Ngakma Nor’dzin’s training in meditation began three decades ago under the guidance of Tibetan teachers, culminating in her ordination into the non-monastic tradition of Nyingma Tibetan Buddhism. She is, in fact, the first Western woman to achieve such a distinction. She and her husband, Ngakpa ’ö-Dzin Tridral, have run a local meditation group for more than twenty years. And this is how she starts this book–with a meditation group. Her concern with bringing the presence of meditation to a wider audience is clear. She believes that “[i]f everyone meditated for a few minutes every day, the world would be a more peaceful and friendlier place”.
Nor’dzin begins Relaxing into Meditation with relaxation and breathing techniques specifically aimed at creating relaxation of the body and calmness of mind before embarking on a description of meditation practices which may be more demanding. As she believes that it is preferable to have obtained some relief from pain before beginning meditation, she starts the book with relaxation techniques to allow us to arrive at a starting point for meditation. She advocates using an aural guided narration to facilitate one’s progress through the various exercises that she describes.

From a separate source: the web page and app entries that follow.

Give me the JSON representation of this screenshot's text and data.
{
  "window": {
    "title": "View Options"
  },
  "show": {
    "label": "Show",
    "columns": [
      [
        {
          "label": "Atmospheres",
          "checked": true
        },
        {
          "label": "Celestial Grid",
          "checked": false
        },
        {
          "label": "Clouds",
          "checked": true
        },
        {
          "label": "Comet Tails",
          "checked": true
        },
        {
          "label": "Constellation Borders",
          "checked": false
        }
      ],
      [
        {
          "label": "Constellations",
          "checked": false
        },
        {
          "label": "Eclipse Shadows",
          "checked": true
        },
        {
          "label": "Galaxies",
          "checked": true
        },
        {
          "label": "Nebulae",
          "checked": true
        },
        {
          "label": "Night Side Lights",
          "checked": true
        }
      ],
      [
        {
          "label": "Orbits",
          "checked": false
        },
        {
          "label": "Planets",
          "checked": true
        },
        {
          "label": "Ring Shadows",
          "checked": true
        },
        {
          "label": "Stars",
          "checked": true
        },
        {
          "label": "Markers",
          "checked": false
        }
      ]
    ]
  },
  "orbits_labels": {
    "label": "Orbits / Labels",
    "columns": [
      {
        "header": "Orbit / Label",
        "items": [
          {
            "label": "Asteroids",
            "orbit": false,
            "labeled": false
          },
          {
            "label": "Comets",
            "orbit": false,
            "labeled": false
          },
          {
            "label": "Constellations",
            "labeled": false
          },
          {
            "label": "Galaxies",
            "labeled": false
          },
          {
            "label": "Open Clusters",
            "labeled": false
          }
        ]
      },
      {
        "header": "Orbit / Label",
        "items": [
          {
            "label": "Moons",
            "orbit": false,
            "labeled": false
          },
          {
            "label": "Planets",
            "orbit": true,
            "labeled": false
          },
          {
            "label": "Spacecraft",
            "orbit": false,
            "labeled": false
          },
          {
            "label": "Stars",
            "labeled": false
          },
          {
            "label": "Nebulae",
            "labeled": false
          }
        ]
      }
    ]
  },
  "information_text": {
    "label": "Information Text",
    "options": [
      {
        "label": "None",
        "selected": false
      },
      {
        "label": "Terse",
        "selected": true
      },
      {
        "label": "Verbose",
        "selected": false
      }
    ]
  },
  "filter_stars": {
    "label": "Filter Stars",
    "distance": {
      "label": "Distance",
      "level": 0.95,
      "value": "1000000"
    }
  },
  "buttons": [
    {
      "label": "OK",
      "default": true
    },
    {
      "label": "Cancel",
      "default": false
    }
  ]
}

Nor’dzin’s teaching background is clearly evident throughout the text in the systematic and logical way in which she presents her material. Each chapter starts with a description of the meditation group performing the activity which she then goes on to describe. Before explaining how to practice the technique, she discusses the importance and relevance of doing so. Nor’dzin also advises one on how to cope with any difficulties that one encounters with the exercise. Her years of experience with teaching others in small group settings, as well as individually, have enabled her to gain insight into what difficulties these might be, and she has evolved ways of dealing with any such problems, which she shares with us, her readers. Although she writes about a subject that others have been prone to mystify and deliberately, it often seems, obscure, she writes in such an accessible and approachable way that you are drawn to listen avidly to what she has to say. She is, in fact, overwhelmingly kind and gentle in her approach, so that, no matter your age or background, you are likely to be comforted and inspired by her work.
Relaxing into Meditation is well illustrated with line drawings throughout, and ends with a glossary, which expands on some of the more unusual terms to be found in the text, though such terms are relatively few, and an easy-to-read index. As someone who is only now, in her mid-fifties, starting to become more aware of how to treat herself and her own body with kindness, I can definitely recommend the timely wisdom of this book. No matter your age, do consider acquiring a copy for yourself–it should be well worth it.